Research has shown that fertilization with micronutrient dominated fertilizer products such as NutraFix® can result in a dramatic increase in perennial native grass cover in weed-prone sites. Two examples are presented, one from Montana (Figures 1, 2, 3, 4) at a rangeland site used for livestock grazing and the other from a mineland reclamation site in Colorado (Figure 5).

In both cases, cheatgrass was the dominant invasive plant either in the existing pasture (rangeland site) or immediately adjacent to the project (mine reclamation site). The rangeland site was dominated by cheatgrass (Downy brome) and had been for many years. A map of the ranch identifies the site as a “cheatgrass pasture” with low grazing value. Changing the soil fertility regime to a more micronutrient-rich condition shifted the plant community composition from annual grass dominated to perennial grass dominated without seeding.

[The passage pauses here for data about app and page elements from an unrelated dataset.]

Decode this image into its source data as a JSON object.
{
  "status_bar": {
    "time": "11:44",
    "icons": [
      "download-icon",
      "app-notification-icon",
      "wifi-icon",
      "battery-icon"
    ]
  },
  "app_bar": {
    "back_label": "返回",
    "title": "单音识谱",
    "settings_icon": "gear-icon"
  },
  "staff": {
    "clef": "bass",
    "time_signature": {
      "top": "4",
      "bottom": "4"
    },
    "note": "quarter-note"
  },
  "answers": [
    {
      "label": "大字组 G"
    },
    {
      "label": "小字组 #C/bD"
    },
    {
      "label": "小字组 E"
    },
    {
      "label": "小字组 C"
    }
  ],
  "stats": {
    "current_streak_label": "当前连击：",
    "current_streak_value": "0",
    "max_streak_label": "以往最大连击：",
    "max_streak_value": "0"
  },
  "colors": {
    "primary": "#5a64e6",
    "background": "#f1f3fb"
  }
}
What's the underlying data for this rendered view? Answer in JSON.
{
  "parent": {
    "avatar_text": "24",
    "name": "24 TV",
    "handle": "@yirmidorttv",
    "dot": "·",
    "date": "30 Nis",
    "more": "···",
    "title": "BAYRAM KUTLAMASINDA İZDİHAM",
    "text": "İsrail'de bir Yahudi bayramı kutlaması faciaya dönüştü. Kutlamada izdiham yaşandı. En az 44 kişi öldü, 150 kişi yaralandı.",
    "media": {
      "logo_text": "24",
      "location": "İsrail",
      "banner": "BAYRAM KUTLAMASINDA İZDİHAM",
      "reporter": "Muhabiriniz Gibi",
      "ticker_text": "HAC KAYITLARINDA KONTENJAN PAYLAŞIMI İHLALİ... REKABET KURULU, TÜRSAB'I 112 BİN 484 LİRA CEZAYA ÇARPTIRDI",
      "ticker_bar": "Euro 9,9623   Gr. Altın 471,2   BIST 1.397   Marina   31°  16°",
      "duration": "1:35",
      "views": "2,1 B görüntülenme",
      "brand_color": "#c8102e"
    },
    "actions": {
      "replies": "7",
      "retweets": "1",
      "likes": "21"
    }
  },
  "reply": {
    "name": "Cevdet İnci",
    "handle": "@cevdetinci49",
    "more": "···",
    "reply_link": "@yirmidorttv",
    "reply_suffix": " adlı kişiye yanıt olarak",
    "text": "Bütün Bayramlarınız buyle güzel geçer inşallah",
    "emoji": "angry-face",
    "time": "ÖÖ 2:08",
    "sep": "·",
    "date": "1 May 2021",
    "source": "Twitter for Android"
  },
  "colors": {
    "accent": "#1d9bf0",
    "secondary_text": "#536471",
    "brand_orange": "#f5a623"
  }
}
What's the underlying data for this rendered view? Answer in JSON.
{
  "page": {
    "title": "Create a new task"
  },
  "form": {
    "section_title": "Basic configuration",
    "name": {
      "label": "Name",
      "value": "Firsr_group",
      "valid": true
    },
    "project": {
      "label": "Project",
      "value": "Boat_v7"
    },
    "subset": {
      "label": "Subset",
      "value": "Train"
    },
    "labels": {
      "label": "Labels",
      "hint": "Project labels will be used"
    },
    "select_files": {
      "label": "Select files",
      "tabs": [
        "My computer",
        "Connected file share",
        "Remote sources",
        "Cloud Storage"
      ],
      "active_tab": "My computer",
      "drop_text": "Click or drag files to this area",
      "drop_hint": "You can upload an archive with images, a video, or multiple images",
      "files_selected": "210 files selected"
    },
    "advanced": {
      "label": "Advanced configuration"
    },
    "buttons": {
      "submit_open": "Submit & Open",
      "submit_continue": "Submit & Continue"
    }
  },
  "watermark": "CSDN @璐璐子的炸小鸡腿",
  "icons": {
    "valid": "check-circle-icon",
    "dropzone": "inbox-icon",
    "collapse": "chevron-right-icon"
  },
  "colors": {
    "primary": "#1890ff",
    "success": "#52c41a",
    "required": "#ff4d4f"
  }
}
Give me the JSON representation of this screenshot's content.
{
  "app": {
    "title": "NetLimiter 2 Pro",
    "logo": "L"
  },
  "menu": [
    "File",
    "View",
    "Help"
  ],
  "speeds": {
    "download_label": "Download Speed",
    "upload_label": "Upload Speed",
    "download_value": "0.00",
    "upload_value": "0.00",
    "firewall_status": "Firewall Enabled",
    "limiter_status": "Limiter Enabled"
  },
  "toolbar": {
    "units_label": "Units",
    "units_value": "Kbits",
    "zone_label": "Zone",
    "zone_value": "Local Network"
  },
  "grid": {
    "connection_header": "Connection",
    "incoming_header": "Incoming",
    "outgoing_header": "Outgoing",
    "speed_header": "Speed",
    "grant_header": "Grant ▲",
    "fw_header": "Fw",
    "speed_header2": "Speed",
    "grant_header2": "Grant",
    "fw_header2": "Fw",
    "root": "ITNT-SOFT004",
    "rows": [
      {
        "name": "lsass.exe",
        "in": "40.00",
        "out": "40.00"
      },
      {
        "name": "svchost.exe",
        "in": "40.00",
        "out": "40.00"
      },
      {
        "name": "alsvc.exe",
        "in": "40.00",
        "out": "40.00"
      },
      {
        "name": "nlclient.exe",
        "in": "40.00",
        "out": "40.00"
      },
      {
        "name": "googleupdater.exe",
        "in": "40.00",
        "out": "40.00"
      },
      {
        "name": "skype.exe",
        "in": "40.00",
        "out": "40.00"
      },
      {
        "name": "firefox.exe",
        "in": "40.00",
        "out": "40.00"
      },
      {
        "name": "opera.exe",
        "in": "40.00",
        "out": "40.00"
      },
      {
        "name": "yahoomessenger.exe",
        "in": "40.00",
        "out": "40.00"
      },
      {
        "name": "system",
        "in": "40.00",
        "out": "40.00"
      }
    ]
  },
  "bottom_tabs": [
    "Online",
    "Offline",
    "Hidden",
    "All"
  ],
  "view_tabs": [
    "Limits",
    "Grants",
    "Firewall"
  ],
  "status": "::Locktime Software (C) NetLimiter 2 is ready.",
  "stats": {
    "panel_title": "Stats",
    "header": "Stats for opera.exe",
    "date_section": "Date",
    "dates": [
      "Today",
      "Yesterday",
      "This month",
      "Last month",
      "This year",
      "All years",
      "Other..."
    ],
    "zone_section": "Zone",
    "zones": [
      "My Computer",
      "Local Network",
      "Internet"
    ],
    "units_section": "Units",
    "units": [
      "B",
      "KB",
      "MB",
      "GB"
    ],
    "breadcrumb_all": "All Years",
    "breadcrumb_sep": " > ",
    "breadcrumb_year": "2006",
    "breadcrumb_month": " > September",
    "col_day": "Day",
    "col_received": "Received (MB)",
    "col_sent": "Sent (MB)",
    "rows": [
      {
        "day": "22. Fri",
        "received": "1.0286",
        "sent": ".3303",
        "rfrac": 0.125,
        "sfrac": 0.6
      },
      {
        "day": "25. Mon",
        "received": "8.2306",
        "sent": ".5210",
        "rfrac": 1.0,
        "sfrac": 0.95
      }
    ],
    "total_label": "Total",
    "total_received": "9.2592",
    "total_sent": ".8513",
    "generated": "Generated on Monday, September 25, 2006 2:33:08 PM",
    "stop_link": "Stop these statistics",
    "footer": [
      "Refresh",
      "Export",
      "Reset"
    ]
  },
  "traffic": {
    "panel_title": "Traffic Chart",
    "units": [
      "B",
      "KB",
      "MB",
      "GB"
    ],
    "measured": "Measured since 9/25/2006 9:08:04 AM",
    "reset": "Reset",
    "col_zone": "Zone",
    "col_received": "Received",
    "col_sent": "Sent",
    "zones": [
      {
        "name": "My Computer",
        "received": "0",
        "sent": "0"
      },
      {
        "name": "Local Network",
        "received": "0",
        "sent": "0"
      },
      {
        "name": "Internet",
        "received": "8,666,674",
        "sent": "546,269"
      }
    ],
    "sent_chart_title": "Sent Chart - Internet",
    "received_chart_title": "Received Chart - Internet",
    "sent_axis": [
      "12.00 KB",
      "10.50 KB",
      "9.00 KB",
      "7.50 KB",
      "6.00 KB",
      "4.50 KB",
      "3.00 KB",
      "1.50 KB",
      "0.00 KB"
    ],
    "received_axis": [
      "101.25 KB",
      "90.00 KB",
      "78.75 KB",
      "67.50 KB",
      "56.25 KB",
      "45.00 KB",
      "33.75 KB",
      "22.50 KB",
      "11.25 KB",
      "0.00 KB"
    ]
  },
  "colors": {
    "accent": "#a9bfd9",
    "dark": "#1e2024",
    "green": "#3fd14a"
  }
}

In the Colorado example mine reclamation activities resulted in extensive regrading on a steep slope. The reclamation plan employed native grass seeding, micronutrient fertilization and BMP installation. Of particular concern was the prevalence of weeds and weed seed on the site prior to regrading and immediately adjacent to the project.

Figure 4. Perennial grass vegetation cover and annual grass cover following five years of monitoring post-treatment showing reestablishment of perennial grass dominance following fertilization.

The effects of fertilization on the ranchland example and conversion to perennial vegetation dominated pasture have endured five growing seasons after a one-time application while the mine reclamation project is in its third growing season following seeding. The ranchland site was approximately 20 acres (8.1 ha) while the mineland reclamation site was 3 acres (1.2 ha). In both cases the change in soil chemistry driven by micronutrient fertilizer addition resulted in dominance of the seeded species rather than weeds.

Invasive plants are a prevalent and seemingly unavoidable part of revegetation projects that may have a major effect on successful project outcomes including erosion. Designing soil micronutrient fertility to promote seeded species growth is a novel and powerful strategy in improving revegetation and avoiding project maintenance. Improved soil health through creation of nutrient-dense soil suited to the seeded species is a compelling strategy for outcompeting weedy invaders under improved fertility conditions designed to mimic late successional grasslands.  

Figure 5. A chronological sequence of the mineland reclamation project site showing the start of the first, second and third growing seasons. Seeded species were primarily native grasses.

About the Expert
Stuart Jennings has a Master of Science degree in land rehabilitation and more than 30 years of experience in disturbed land reclamation. He is the founder of start-up company Edaphix, which is committed to developing soil health-based methods of reducing or eliminating invasive plants at reclamation sites, on rangelands and in turfgrass.